Data records for software interfaces:

•••

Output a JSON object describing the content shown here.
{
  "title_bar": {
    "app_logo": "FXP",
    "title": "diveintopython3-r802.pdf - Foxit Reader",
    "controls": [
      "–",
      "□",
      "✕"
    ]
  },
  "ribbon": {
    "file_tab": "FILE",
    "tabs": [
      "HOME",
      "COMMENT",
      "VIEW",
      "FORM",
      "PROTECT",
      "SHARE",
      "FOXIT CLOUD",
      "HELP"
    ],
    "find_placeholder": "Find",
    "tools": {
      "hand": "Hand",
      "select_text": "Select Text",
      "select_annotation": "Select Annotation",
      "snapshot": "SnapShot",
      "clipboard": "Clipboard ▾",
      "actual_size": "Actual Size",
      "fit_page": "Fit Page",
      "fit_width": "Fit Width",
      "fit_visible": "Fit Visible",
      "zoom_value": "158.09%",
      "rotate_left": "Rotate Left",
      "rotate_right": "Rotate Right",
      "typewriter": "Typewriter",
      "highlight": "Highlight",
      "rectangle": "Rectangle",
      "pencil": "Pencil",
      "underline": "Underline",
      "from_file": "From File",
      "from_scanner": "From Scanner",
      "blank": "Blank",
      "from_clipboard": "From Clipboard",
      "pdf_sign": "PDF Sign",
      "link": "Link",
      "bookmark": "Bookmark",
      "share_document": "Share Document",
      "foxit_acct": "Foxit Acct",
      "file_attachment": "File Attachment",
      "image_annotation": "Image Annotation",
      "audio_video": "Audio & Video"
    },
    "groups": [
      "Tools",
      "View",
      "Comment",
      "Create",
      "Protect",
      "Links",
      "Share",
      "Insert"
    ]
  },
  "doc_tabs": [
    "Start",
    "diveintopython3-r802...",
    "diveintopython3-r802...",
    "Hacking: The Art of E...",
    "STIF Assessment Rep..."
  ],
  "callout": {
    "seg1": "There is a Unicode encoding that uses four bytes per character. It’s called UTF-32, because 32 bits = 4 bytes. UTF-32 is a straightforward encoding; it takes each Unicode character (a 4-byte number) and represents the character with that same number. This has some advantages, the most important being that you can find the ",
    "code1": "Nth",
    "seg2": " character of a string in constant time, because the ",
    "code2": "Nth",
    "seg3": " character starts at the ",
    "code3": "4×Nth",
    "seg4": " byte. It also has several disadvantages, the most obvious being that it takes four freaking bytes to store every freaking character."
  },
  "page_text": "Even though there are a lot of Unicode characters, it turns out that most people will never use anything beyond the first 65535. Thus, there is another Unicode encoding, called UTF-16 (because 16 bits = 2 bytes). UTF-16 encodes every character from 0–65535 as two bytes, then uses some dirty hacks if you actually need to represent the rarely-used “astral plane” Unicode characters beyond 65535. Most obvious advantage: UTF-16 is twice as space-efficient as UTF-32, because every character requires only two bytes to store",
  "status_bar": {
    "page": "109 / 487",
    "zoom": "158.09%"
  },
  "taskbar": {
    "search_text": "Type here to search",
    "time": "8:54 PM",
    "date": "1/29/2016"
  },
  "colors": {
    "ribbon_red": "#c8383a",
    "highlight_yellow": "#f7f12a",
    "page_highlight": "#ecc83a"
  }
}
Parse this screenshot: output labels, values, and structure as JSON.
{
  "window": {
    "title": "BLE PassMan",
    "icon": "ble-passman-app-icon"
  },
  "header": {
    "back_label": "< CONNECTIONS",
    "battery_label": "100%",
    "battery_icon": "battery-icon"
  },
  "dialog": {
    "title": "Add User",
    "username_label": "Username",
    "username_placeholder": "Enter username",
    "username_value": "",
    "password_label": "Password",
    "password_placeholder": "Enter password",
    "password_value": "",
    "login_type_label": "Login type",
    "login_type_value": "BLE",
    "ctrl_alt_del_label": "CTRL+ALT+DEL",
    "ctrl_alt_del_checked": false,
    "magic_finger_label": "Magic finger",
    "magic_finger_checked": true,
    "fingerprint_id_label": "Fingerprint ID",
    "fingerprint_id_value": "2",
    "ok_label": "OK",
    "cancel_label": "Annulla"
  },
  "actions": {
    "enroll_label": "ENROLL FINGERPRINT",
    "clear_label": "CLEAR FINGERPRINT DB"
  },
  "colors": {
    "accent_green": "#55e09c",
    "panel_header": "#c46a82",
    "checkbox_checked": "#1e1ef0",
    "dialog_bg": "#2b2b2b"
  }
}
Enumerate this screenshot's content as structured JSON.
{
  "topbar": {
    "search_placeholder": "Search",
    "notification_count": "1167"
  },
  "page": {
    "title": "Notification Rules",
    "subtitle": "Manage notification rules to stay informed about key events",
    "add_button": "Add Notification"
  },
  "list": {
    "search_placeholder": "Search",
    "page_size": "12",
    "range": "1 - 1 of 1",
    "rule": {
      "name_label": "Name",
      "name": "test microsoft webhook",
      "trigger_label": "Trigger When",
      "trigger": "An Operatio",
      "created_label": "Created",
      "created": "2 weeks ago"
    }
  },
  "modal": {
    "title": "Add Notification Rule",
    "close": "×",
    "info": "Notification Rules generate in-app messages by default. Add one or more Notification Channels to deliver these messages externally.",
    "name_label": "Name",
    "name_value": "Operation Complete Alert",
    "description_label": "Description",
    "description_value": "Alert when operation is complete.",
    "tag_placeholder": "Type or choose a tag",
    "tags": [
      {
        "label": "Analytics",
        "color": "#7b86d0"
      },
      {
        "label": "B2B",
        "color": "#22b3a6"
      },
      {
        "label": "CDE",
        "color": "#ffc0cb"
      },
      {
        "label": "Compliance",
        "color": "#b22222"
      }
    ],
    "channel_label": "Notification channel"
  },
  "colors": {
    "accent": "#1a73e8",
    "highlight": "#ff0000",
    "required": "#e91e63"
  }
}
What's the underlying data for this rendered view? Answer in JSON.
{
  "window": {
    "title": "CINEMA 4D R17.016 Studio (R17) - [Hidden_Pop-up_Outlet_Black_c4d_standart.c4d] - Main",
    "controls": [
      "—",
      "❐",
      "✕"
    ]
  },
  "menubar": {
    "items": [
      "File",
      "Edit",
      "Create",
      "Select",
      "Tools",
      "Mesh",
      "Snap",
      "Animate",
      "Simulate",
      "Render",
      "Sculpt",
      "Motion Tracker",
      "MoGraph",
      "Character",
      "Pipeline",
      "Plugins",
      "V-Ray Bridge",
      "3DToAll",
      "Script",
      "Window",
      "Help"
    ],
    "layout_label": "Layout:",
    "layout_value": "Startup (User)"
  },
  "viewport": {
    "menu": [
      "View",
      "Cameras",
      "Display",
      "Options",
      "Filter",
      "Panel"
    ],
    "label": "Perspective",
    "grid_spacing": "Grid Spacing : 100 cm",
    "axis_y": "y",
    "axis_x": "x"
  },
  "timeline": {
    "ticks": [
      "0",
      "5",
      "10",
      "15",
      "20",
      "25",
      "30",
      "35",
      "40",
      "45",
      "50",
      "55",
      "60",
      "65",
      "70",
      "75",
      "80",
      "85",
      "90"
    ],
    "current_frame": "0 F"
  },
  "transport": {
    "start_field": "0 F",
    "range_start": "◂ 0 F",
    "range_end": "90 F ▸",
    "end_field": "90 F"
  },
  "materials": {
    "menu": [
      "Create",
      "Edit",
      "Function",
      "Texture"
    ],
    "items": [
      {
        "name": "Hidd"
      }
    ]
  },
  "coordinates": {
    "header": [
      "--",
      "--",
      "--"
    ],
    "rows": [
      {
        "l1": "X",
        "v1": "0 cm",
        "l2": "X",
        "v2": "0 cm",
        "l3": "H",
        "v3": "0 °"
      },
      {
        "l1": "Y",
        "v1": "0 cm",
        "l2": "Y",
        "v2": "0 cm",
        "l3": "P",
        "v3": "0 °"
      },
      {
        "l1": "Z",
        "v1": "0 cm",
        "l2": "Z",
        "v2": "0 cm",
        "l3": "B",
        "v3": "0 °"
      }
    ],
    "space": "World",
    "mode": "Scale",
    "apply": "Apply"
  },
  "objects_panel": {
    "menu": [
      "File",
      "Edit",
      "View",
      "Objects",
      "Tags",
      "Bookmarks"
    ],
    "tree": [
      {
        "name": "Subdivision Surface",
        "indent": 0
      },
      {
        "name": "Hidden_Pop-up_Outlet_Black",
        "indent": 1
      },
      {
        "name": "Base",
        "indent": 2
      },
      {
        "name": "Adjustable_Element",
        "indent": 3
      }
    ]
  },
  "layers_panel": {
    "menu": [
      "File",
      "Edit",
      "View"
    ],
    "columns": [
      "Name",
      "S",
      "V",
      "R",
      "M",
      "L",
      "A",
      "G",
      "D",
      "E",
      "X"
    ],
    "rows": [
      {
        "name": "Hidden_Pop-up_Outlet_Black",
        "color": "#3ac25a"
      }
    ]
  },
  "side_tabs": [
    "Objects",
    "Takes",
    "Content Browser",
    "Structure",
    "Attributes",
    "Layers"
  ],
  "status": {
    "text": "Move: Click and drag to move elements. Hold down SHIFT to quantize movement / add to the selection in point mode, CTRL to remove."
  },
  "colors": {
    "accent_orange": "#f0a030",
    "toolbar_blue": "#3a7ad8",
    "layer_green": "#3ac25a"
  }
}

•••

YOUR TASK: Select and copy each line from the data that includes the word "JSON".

OUTPUT OF THE TASK:
Output a JSON object describing the content shown here.
Parse this screenshot: output labels, values, and structure as JSON.
Enumerate this screenshot's content as structured JSON.
What's the underlying data for this rendered view? Answer in JSON.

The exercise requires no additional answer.